Klatuu…verata…uh, you know the rest.
Army of Darkness was my first introduction to the weird and wonderful Evil Dead universe. I remember watching it on late night cable once, unaware that it was the third installment of a horror franchise that was rooted in lots and lots of blood. On its own, Army of Darkness is a wacky yet entertaining movie, and even though I wouldn’t necessarily call it a horror film, it still has a good amount of cheap thrills.
Army of Darkness is also the first time we met the Ash Williams we know and love today. Yes, Evil Dead II is when we were introduced to Ash as a source of comic relief, as that installment introduced us to the humorous side of the franchise. But whereas Evil Dead II has the zaniest and most manic personality of the film trilogy, Army of Darkness is a straight up comedy in comparison.

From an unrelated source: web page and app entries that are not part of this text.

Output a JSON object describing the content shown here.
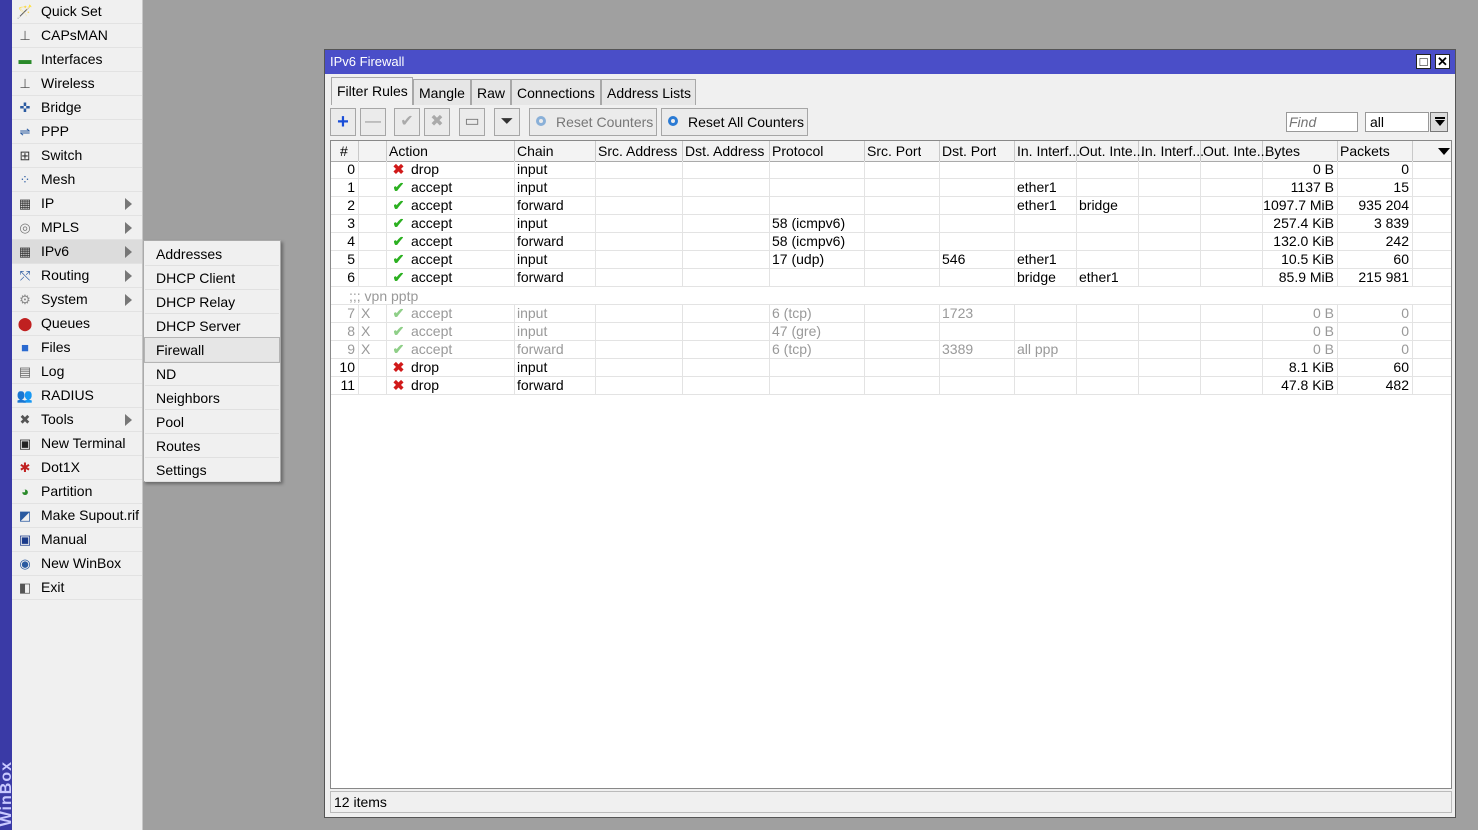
{
  "branding": {
    "side_label": "WinBox"
  },
  "left_menu": [
    {
      "label": "Quick Set",
      "icon": "wand-icon",
      "glyph": "🪄",
      "color": "#555",
      "submenu": false
    },
    {
      "label": "CAPsMAN",
      "icon": "antenna-icon",
      "glyph": "⊥",
      "color": "#555",
      "submenu": false
    },
    {
      "label": "Interfaces",
      "icon": "interfaces-icon",
      "glyph": "▬",
      "color": "#2a8a2a",
      "submenu": false
    },
    {
      "label": "Wireless",
      "icon": "wireless-icon",
      "glyph": "⊥",
      "color": "#555",
      "submenu": false
    },
    {
      "label": "Bridge",
      "icon": "bridge-icon",
      "glyph": "✜",
      "color": "#2a5aa0",
      "submenu": false
    },
    {
      "label": "PPP",
      "icon": "ppp-icon",
      "glyph": "⇌",
      "color": "#2a5aa0",
      "submenu": false
    },
    {
      "label": "Switch",
      "icon": "switch-icon",
      "glyph": "⊞",
      "color": "#333",
      "submenu": false
    },
    {
      "label": "Mesh",
      "icon": "mesh-icon",
      "glyph": "⁘",
      "color": "#2a5aa0",
      "submenu": false
    },
    {
      "label": "IP",
      "icon": "ip-icon",
      "glyph": "▦",
      "color": "#333",
      "submenu": true
    },
    {
      "label": "MPLS",
      "icon": "mpls-icon",
      "glyph": "◎",
      "color": "#777",
      "submenu": true
    },
    {
      "label": "IPv6",
      "icon": "ipv6-icon",
      "glyph": "▦",
      "color": "#333",
      "submenu": true
    },
    {
      "label": "Routing",
      "icon": "routing-icon",
      "glyph": "⤲",
      "color": "#2a5aa0",
      "submenu": true
    },
    {
      "label": "System",
      "icon": "system-gear-icon",
      "glyph": "⚙",
      "color": "#888",
      "submenu": true
    },
    {
      "label": "Queues",
      "icon": "queues-icon",
      "glyph": "⬤",
      "color": "#c02020",
      "submenu": false
    },
    {
      "label": "Files",
      "icon": "files-icon",
      "glyph": "■",
      "color": "#2a6ad0",
      "submenu": false
    },
    {
      "label": "Log",
      "icon": "log-icon",
      "glyph": "▤",
      "color": "#666",
      "submenu": false
    },
    {
      "label": "RADIUS",
      "icon": "radius-icon",
      "glyph": "👥",
      "color": "#2a5aa0",
      "submenu": false
    },
    {
      "label": "Tools",
      "icon": "tools-icon",
      "glyph": "✖",
      "color": "#555",
      "submenu": true
    },
    {
      "label": "New Terminal",
      "icon": "terminal-icon",
      "glyph": "▣",
      "color": "#222",
      "submenu": false
    },
    {
      "label": "Dot1X",
      "icon": "dot1x-icon",
      "glyph": "✱",
      "color": "#c02020",
      "submenu": false
    },
    {
      "label": "Partition",
      "icon": "partition-icon",
      "glyph": "◕",
      "color": "#2a8a2a",
      "submenu": false
    },
    {
      "label": "Make Supout.rif",
      "icon": "supout-icon",
      "glyph": "◩",
      "color": "#2a5aa0",
      "submenu": false
    },
    {
      "label": "Manual",
      "icon": "manual-icon",
      "glyph": "▣",
      "color": "#1a3a8a",
      "submenu": false
    },
    {
      "label": "New WinBox",
      "icon": "winbox-globe-icon",
      "glyph": "◉",
      "color": "#2a5aa0",
      "submenu": false
    },
    {
      "label": "Exit",
      "icon": "exit-icon",
      "glyph": "◧",
      "color": "#555",
      "submenu": false
    }
  ],
  "ipv6_submenu": [
    "Addresses",
    "DHCP Client",
    "DHCP Relay",
    "DHCP Server",
    "Firewall",
    "ND",
    "Neighbors",
    "Pool",
    "Routes",
    "Settings"
  ],
  "window": {
    "title": "IPv6 Firewall",
    "tabs": [
      "Filter Rules",
      "Mangle",
      "Raw",
      "Connections",
      "Address Lists"
    ],
    "toolbar": {
      "reset_counters": "Reset Counters",
      "reset_all_counters": "Reset All Counters"
    },
    "find_placeholder": "Find",
    "filter_value": "all",
    "columns": [
      "#",
      "",
      "Action",
      "Chain",
      "Src. Address",
      "Dst. Address",
      "Protocol",
      "Src. Port",
      "Dst. Port",
      "In. Interf...",
      "Out. Inte...",
      "In. Interf...",
      "Out. Inte...",
      "Bytes",
      "Packets"
    ],
    "rows": [
      {
        "num": "0",
        "flag": "",
        "action": "drop",
        "chain": "input",
        "protocol": "",
        "dst_port": "",
        "in_if": "",
        "out_if": "",
        "bytes": "0 B",
        "packets": "0",
        "disabled": false
      },
      {
        "num": "1",
        "flag": "",
        "action": "accept",
        "chain": "input",
        "protocol": "",
        "dst_port": "",
        "in_if": "ether1",
        "out_if": "",
        "bytes": "1137 B",
        "packets": "15",
        "disabled": false
      },
      {
        "num": "2",
        "flag": "",
        "action": "accept",
        "chain": "forward",
        "protocol": "",
        "dst_port": "",
        "in_if": "ether1",
        "out_if": "bridge",
        "bytes": "1097.7 MiB",
        "packets": "935 204",
        "disabled": false
      },
      {
        "num": "3",
        "flag": "",
        "action": "accept",
        "chain": "input",
        "protocol": "58 (icmpv6)",
        "dst_port": "",
        "in_if": "",
        "out_if": "",
        "bytes": "257.4 KiB",
        "packets": "3 839",
        "disabled": false
      },
      {
        "num": "4",
        "flag": "",
        "action": "accept",
        "chain": "forward",
        "protocol": "58 (icmpv6)",
        "dst_port": "",
        "in_if": "",
        "out_if": "",
        "bytes": "132.0 KiB",
        "packets": "242",
        "disabled": false
      },
      {
        "num": "5",
        "flag": "",
        "action": "accept",
        "chain": "input",
        "protocol": "17 (udp)",
        "dst_port": "546",
        "in_if": "ether1",
        "out_if": "",
        "bytes": "10.5 KiB",
        "packets": "60",
        "disabled": false
      },
      {
        "num": "6",
        "flag": "",
        "action": "accept",
        "chain": "forward",
        "protocol": "",
        "dst_port": "",
        "in_if": "bridge",
        "out_if": "ether1",
        "bytes": "85.9 MiB",
        "packets": "215 981",
        "disabled": false
      },
      {
        "comment": ";;; vpn pptp"
      },
      {
        "num": "7",
        "flag": "X",
        "action": "accept",
        "chain": "input",
        "protocol": "6 (tcp)",
        "dst_port": "1723",
        "in_if": "",
        "out_if": "",
        "bytes": "0 B",
        "packets": "0",
        "disabled": true
      },
      {
        "num": "8",
        "flag": "X",
        "action": "accept",
        "chain": "input",
        "protocol": "47 (gre)",
        "dst_port": "",
        "in_if": "",
        "out_if": "",
        "bytes": "0 B",
        "packets": "0",
        "disabled": true
      },
      {
        "num": "9",
        "flag": "X",
        "action": "accept",
        "chain": "forward",
        "protocol": "6 (tcp)",
        "dst_port": "3389",
        "in_if": "all ppp",
        "out_if": "",
        "bytes": "0 B",
        "packets": "0",
        "disabled": true
      },
      {
        "num": "10",
        "flag": "",
        "action": "drop",
        "chain": "input",
        "protocol": "",
        "dst_port": "",
        "in_if": "",
        "out_if": "",
        "bytes": "8.1 KiB",
        "packets": "60",
        "disabled": false
      },
      {
        "num": "11",
        "flag": "",
        "action": "drop",
        "chain": "forward",
        "protocol": "",
        "dst_port": "",
        "in_if": "",
        "out_if": "",
        "bytes": "47.8 KiB",
        "packets": "482",
        "disabled": false
      }
    ],
    "status": "12 items"
  }
}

So why is it that you’ll never, ever hear or see references to the most quotable film in the Evil Dead trilogy on its own TV spinoff, Ash vs Evil Dead, which has been on the air for three years now?
When we sat down with Bruce Campbell before Season 3 premiered on Starz, we asked him what, exactly, is up with that. Here’s what the legend himself had to say on the matter.
“That was a conscious decision by us to not include certain scenarios, characters, props, events that would have gained us unnecessary partners in the business sense,” Campbell says. “We have a lot of elements that we own free and clear of other partners, and if you make a TV show you don’t always want to dash in with a lot of partners both creatively and economically…So, if people are saying, ‘Why are you avoiding that?’ We consciously made a decision that with Ash, a chainsaw, a book, a shotgun, time travel, and a Delta ‘88, you’ve pretty much got what you need.”
Ah. Looks like it has to do the business end of things. (Figures.) After doing a little more research, we see that Campbell all but confirms this again in an interview he had with horror site Arrow in the Head back when Season 2 was set to hit the airwaves in 2016. “People have always asked, ‘Where is Army of Darkness?’ Like, we don’t really need Army of Darkness.” Campbell said. “That was sort of our take on the whole thing. You’ve got to be careful referencing certain movies, because then you have to make deals with certain partners that might own those certain movies.”
“Certain partners” being the De Laurentiis Company, who helped finance the half the movie’s $12 million production fee, maybe? Just a wild guess.
So now, with this major question laid to rest, I’ll leave you with a reel of deleted material from Army of Darkness. This includes two of my favorite Evil Dead sequences ever – the film’s original intro and the alternate windmill scene. Enjoy.